Challenging some conventional memories of World War I, UVic historian Benjamin Isitt has told the little-known story of how and why some 4,200 Canadian soldiers were sent from Victoria to Vladivostok in 1918 to help defeat Bolshevism in From Victoria to Vladivostok: Canada's Siberian Expedition, 1917-19 (UBC Press 2010).

In the late 1950s, half of B.C.'s workers belong to unions. Benjamin Isitt's Militant Minority: British Columbia Workers and the Rise of a New Left, 1948-1972 (UTP $35) examines the rise of left wing activism in B.C. that resulted in the election of Dave Barrett's NDP government in 1972, focusing the post-war influence of the Communist Party and the CCF from 1948 onwards.

Isitt co-authored with Ravi Malhotra Able to Lead: Disablement, Radicalism, and the Political Life of E.T. Kingsley (UBC $89.95) out in May 2021 about New York-born double amputee Kingsley who brought his radical socialism across the border as a founder of the Socialist Party of Canada. Kinsley was considered "one of the most dangerous men in Canada" and he went on to shape a generation of Canadian leftists during a time when it was rare for disabled men to lead. 978-0-7748-6576-0

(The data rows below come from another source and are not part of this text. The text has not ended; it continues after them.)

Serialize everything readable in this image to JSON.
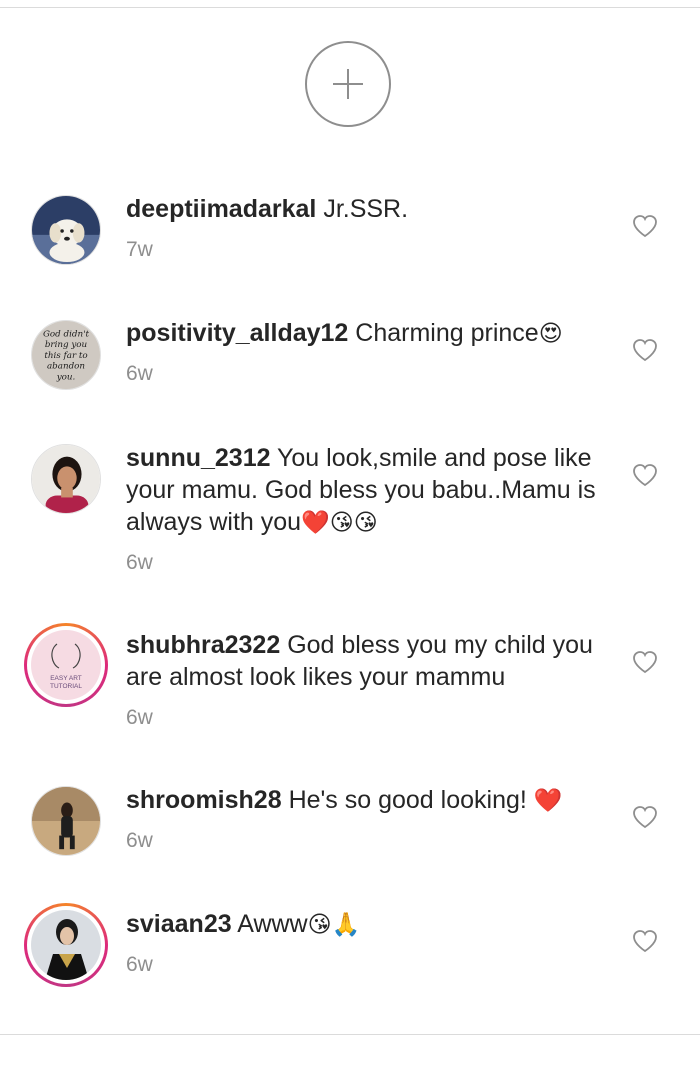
{
  "load_more": {
    "icon": "plus-icon"
  },
  "comments": [
    {
      "username": "deeptiimadarkal",
      "text": "Jr.SSR.",
      "emoji": "",
      "time": "7w"
    },
    {
      "username": "positivity_allday12",
      "text": "Charming prince",
      "emoji": "😍",
      "time": "6w"
    },
    {
      "username": "sunnu_2312",
      "text": "You look,smile and pose like your mamu. God bless you babu..Mamu is always with you",
      "emoji": "❤️😘😘",
      "time": "6w"
    },
    {
      "username": "shubhra2322",
      "text": "God bless you my child you are almost look likes your mammu",
      "emoji": "",
      "time": "6w"
    },
    {
      "username": "shroomish28",
      "text": "He's so good looking! ",
      "emoji": "❤️",
      "time": "6w"
    },
    {
      "username": "sviaan23",
      "text": "Awww",
      "emoji": "😘🙏",
      "time": "6w"
    }
  ],
  "avatar_2_text": [
    "God didn't",
    "bring you",
    "this far to",
    "abandon",
    "you."
  ],
  "avatar_4_text": [
    "EASY ART",
    "TUTORIAL"
  ],
  "colors": {
    "ring_start": "#f58529",
    "ring_mid": "#dd2a7b",
    "heart_stroke": "#8e8e8e",
    "time": "#8e8e8e"
  }
}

Review of the author's work by BC Studies:
From Victoria to Vladivostok: Canada's Siberian Expedition, 1917-1919
Militant Minority: British Columbia Workers and the Rise of a New Left, 1948-1972

BOOKS:

From Victoria to Vladivostok: Canada's Siberian Expedition, 1917-19 (UBC Press 2010) $85 978-0-7748-1801-8

Militant Minority: British Columbia Workers and the Rise of a New Left, 1948-1972 (UTP 2010) $35 978-1-4426-1105-4

[BCBW 2020]